Running a school district remotely during a global pandemic is taxing. Here are a few ways to care for yourself while caring for your school community.
School Closures. Meal distributions. Digital divides. Teacher burnout. Student trauma.
These are just some of the challenges that district leaders across the country have had to face this past school year.
After months of uncertainty, fear, and isolation due to COVID-19, paired with a significant change in work routines, many professionals find themselves inching towards burnout or a decrease in motivation. K-12 Leadership is changing and priorities are shifting.
Taking steps to attend to your personal well-being may help mitigate the impact of COVID-19 in your role as a district leader. When managing teams of educators from home, it’s easy to blur the lines between personal and professional time. It’s also easy to forget to take care of yourself while taking care of students, teachers, and even communities.
At Paper, our team of educators work around a 24/7 schedule to deliver quality academic support to students. Our educators have always worked remotely, and when our main offices had to transition to remote work as well, we knew exactly where to go for tips. Paper’s Director of Service, Tracey Cumin, lent her expertise on self-care habits while managing a remote team of educators.
As educators gear up for an equally stressful fall semester, the last stretch of summer provides a great opportunity to develop sustainable self-care rituals. We reached out to Tracey, along with a handful of district leaders, and asked them what their summer self-care will look like while working from home.
Here’s what they had to say:
Dr. Jason Glass, Superintendent, Jeffco Public Schools, CO
"Exercising, biking, camping, grilling out, working the blender!"
Developing a rhythm.
Tracey Cumin, Director of Service, Paper
"I have tried to develop a rhythm to my workday from home, much like how I did at the office. I eat lunch away from my desk, change my status to away, and don’t plan meetings during this time. I am mindful of creating boundaries and make sure to chase the service team away if I spot them lurking online or answering emails outside of their regular work hours!"
Health and family first.
Dr. Susan Enfield, Superintendent, Highline Public Schools, WA
“I think summer self-care will look the same as it has for the past several months—keeping the mantra of health and family first at the forefront. Exercise, fresh air, and connecting with family and friends.”
Limiting screen time.
Tracey Cumin, Director of Service, Paper
"Because of all the screen time with Zoom meetings I have been catching up on podcasts to give my eyes a break."
Reflecting on change.
Lydia Martinez, Asst. Superintendent, Springfield Public Schools, MA
"Spending time reflecting on the ever-changing landscape of education and cherishing the ones that we love most."
[ALSO: Managing a Remote District Team]
Gearing up for the fall
Dealing with uncertainties is part of the job description for district leaders for the foreseeable future. As you take care of the growing needs of your school community, it’s important to take care of yourself, first, and know that help is available when you need it.

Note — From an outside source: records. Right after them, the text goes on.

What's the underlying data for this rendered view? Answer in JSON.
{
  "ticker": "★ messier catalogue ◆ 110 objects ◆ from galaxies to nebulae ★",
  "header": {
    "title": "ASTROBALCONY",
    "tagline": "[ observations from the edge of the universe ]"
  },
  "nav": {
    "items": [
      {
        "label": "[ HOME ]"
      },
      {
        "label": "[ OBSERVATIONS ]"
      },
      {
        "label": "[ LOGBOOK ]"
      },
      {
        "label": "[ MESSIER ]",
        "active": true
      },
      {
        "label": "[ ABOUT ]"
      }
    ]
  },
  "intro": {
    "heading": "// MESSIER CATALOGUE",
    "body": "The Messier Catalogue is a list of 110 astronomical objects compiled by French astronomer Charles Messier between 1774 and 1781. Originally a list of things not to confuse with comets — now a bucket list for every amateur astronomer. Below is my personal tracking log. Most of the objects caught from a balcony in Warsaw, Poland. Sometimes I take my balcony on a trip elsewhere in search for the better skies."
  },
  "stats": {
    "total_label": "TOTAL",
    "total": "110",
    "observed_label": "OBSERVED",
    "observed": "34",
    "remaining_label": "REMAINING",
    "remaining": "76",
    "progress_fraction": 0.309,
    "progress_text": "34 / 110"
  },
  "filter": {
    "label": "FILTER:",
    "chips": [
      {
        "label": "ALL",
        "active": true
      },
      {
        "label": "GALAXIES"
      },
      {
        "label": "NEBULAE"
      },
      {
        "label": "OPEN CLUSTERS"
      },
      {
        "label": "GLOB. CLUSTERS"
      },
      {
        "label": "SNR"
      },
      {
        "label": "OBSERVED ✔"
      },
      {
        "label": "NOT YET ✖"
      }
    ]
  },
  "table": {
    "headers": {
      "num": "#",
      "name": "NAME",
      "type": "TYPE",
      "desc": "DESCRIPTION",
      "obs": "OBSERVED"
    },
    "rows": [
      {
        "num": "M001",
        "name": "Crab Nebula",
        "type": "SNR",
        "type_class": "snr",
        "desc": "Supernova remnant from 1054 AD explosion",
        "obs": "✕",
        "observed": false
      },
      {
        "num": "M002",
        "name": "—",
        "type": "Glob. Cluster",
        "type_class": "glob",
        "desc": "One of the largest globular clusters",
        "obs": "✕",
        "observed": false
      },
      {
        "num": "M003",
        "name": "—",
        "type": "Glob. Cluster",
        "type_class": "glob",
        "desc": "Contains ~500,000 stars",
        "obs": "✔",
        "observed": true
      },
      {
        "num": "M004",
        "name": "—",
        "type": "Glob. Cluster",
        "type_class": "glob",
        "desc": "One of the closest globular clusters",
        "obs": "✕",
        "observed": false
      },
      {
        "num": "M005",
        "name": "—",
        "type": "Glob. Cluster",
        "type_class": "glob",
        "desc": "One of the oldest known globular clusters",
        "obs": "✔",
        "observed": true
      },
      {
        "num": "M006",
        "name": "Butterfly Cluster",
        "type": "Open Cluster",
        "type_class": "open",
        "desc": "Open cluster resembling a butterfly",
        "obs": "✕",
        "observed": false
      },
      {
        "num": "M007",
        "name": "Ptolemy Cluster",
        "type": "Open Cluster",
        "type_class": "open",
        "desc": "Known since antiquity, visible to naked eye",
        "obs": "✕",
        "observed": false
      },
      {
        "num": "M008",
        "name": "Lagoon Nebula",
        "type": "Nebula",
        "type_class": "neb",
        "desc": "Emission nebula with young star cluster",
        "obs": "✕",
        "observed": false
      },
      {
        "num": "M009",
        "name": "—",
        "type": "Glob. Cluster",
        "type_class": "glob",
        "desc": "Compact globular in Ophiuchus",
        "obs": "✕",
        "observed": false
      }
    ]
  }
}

In our interview series with district leaders, we have heard time and time again that this unique crisis cannot be tackled alone—it involves community partnerships. Assistant Superintendent Lydia Martinez mentioned in one conversation how all that’s certain about the fall is uncertainty.
As she works with her team to clear the fog, she is finding that partnering with organizations specialized in e-learning, such as Paper, has helped her students and teachers transition to the new online and hybrid realities of education.
At Paper, we are committed to helping district leaders effectively transition into fall schooling while meeting the growing needs of their students and teachers.